Component data from apps and pages:
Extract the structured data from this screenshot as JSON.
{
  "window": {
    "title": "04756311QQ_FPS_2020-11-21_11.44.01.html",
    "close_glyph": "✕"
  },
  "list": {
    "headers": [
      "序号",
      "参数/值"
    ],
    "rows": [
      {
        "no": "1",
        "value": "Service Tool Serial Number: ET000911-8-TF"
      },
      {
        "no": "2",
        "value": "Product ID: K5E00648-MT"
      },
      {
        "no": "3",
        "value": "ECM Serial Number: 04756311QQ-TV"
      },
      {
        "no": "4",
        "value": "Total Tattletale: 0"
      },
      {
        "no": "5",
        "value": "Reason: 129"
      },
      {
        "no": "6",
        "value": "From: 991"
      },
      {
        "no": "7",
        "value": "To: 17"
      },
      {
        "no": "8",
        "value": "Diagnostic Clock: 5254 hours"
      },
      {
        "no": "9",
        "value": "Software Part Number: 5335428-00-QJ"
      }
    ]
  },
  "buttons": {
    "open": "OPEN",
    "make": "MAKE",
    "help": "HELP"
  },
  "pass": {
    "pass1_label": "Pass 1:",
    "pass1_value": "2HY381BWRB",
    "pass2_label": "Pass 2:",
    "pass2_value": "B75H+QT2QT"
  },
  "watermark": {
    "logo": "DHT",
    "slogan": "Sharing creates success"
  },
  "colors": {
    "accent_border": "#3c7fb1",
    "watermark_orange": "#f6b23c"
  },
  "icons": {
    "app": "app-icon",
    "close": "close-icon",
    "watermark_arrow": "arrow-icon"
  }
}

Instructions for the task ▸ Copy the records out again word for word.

Result ▸
Extract the structured data from this screenshot as JSON.
{
  "window": {
    "title": "04756311QQ_FPS_2020-11-21_11.44.01.html",
    "close_glyph": "✕"
  },
  "list": {
    "headers": [
      "序号",
      "参数/值"
    ],
    "rows": [
      {
        "no": "1",
        "value": "Service Tool Serial Number: ET000911-8-TF"
      },
      {
        "no": "2",
        "value": "Product ID: K5E00648-MT"
      },
      {
        "no": "3",
        "value": "ECM Serial Number: 04756311QQ-TV"
      },
      {
        "no": "4",
        "value": "Total Tattletale: 0"
      },
      {
        "no": "5",
        "value": "Reason: 129"
      },
      {
        "no": "6",
        "value": "From: 991"
      },
      {
        "no": "7",
        "value": "To: 17"
      },
      {
        "no": "8",
        "value": "Diagnostic Clock: 5254 hours"
      },
      {
        "no": "9",
        "value": "Software Part Number: 5335428-00-QJ"
      }
    ]
  },
  "buttons": {
    "open": "OPEN",
    "make": "MAKE",
    "help": "HELP"
  },
  "pass": {
    "pass1_label": "Pass 1:",
    "pass1_value": "2HY381BWRB",
    "pass2_label": "Pass 2:",
    "pass2_value": "B75H+QT2QT"
  },
  "watermark": {
    "logo": "DHT",
    "slogan": "Sharing creates success"
  },
  "colors": {
    "accent_border": "#3c7fb1",
    "watermark_orange": "#f6b23c"
  },
  "icons": {
    "app": "app-icon",
    "close": "close-icon",
    "watermark_arrow": "arrow-icon"
  }
}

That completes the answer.